BRIEF:
In full and word for word, print the data below.

RECORDS:
_____

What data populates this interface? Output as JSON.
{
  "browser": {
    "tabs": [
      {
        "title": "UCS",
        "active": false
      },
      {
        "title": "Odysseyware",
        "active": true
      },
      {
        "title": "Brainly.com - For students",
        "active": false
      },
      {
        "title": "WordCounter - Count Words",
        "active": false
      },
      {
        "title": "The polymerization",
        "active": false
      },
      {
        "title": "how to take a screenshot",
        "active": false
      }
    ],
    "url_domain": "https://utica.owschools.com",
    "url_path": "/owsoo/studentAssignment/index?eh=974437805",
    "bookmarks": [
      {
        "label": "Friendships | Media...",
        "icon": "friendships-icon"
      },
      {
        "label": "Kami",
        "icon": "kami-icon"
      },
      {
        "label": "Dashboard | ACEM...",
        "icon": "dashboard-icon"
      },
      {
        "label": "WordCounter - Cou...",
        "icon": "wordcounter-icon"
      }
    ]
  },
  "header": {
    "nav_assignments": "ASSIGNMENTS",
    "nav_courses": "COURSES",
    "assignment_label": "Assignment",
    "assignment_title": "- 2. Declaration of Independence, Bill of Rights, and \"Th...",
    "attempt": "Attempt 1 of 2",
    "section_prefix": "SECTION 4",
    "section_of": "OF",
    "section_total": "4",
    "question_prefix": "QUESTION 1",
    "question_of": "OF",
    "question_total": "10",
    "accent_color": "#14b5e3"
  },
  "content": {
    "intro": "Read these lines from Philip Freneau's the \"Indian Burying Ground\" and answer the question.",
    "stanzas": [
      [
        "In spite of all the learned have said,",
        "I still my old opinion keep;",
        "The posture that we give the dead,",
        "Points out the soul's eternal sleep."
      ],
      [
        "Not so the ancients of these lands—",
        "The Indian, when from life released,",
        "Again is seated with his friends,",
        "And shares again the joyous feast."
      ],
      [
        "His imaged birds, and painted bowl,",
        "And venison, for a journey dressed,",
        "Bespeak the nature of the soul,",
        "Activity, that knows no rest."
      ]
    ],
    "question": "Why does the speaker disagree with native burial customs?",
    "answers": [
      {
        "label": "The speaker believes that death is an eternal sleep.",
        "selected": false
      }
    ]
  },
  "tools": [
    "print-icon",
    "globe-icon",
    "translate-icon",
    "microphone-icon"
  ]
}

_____

REPLY TO THE EXERCISE:
What data populates this interface? Output as JSON.
{
  "browser": {
    "tabs": [
      {
        "title": "UCS",
        "active": false
      },
      {
        "title": "Odysseyware",
        "active": true
      },
      {
        "title": "Brainly.com - For students",
        "active": false
      },
      {
        "title": "WordCounter - Count Words",
        "active": false
      },
      {
        "title": "The polymerization",
        "active": false
      },
      {
        "title": "how to take a screenshot",
        "active": false
      }
    ],
    "url_domain": "https://utica.owschools.com",
    "url_path": "/owsoo/studentAssignment/index?eh=974437805",
    "bookmarks": [
      {
        "label": "Friendships | Media...",
        "icon": "friendships-icon"
      },
      {
        "label": "Kami",
        "icon": "kami-icon"
      },
      {
        "label": "Dashboard | ACEM...",
        "icon": "dashboard-icon"
      },
      {
        "label": "WordCounter - Cou...",
        "icon": "wordcounter-icon"
      }
    ]
  },
  "header": {
    "nav_assignments": "ASSIGNMENTS",
    "nav_courses": "COURSES",
    "assignment_label": "Assignment",
    "assignment_title": "- 2. Declaration of Independence, Bill of Rights, and \"Th...",
    "attempt": "Attempt 1 of 2",
    "section_prefix": "SECTION 4",
    "section_of": "OF",
    "section_total": "4",
    "question_prefix": "QUESTION 1",
    "question_of": "OF",
    "question_total": "10",
    "accent_color": "#14b5e3"
  },
  "content": {
    "intro": "Read these lines from Philip Freneau's the \"Indian Burying Ground\" and answer the question.",
    "stanzas": [
      [
        "In spite of all the learned have said,",
        "I still my old opinion keep;",
        "The posture that we give the dead,",
        "Points out the soul's eternal sleep."
      ],
      [
        "Not so the ancients of these lands—",
        "The Indian, when from life released,",
        "Again is seated with his friends,",
        "And shares again the joyous feast."
      ],
      [
        "His imaged birds, and painted bowl,",
        "And venison, for a journey dressed,",
        "Bespeak the nature of the soul,",
        "Activity, that knows no rest."
      ]
    ],
    "question": "Why does the speaker disagree with native burial customs?",
    "answers": [
      {
        "label": "The speaker believes that death is an eternal sleep.",
        "selected": false
      }
    ]
  },
  "tools": [
    "print-icon",
    "globe-icon",
    "translate-icon",
    "microphone-icon"
  ]
}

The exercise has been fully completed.